Stored dataset items:
* * * *

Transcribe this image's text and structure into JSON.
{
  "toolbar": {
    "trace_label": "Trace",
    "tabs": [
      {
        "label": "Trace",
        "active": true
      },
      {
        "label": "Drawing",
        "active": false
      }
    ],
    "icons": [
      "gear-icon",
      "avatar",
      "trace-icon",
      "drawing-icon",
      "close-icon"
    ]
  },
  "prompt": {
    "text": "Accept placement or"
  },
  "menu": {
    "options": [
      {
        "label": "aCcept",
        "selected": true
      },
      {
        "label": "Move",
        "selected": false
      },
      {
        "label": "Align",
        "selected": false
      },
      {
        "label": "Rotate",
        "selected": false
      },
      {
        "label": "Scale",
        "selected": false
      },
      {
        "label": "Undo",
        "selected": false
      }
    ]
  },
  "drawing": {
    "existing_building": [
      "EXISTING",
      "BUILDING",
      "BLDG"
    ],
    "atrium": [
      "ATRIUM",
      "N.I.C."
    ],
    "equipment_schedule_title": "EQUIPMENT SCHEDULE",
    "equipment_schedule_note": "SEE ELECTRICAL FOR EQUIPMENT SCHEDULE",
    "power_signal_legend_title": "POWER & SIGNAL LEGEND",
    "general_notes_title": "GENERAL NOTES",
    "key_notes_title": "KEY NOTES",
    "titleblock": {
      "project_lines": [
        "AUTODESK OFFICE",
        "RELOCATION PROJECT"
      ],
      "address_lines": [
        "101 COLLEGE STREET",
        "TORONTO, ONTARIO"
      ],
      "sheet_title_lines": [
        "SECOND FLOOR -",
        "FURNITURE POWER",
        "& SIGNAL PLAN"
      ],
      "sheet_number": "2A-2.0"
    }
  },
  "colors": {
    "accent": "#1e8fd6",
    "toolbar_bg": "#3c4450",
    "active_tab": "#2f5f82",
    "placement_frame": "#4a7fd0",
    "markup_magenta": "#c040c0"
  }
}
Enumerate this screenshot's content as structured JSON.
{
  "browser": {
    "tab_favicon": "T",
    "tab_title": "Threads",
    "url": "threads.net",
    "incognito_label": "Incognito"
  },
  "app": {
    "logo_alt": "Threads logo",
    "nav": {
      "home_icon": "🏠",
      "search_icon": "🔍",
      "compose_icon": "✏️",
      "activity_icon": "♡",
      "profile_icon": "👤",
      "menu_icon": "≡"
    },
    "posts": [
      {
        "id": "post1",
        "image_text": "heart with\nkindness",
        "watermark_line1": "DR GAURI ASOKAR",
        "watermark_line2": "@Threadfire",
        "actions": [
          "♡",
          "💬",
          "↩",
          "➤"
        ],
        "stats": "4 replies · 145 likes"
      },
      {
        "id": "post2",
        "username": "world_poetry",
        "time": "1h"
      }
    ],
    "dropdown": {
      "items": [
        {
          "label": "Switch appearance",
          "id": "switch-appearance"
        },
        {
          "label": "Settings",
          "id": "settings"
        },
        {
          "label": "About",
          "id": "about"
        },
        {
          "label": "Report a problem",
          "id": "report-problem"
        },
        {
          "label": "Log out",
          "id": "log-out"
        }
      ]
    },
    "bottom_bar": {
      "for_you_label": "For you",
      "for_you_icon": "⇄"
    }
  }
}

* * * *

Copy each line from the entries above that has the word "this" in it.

Transcribe this image's text and structure into JSON.
Enumerate this screenshot's content as structured JSON.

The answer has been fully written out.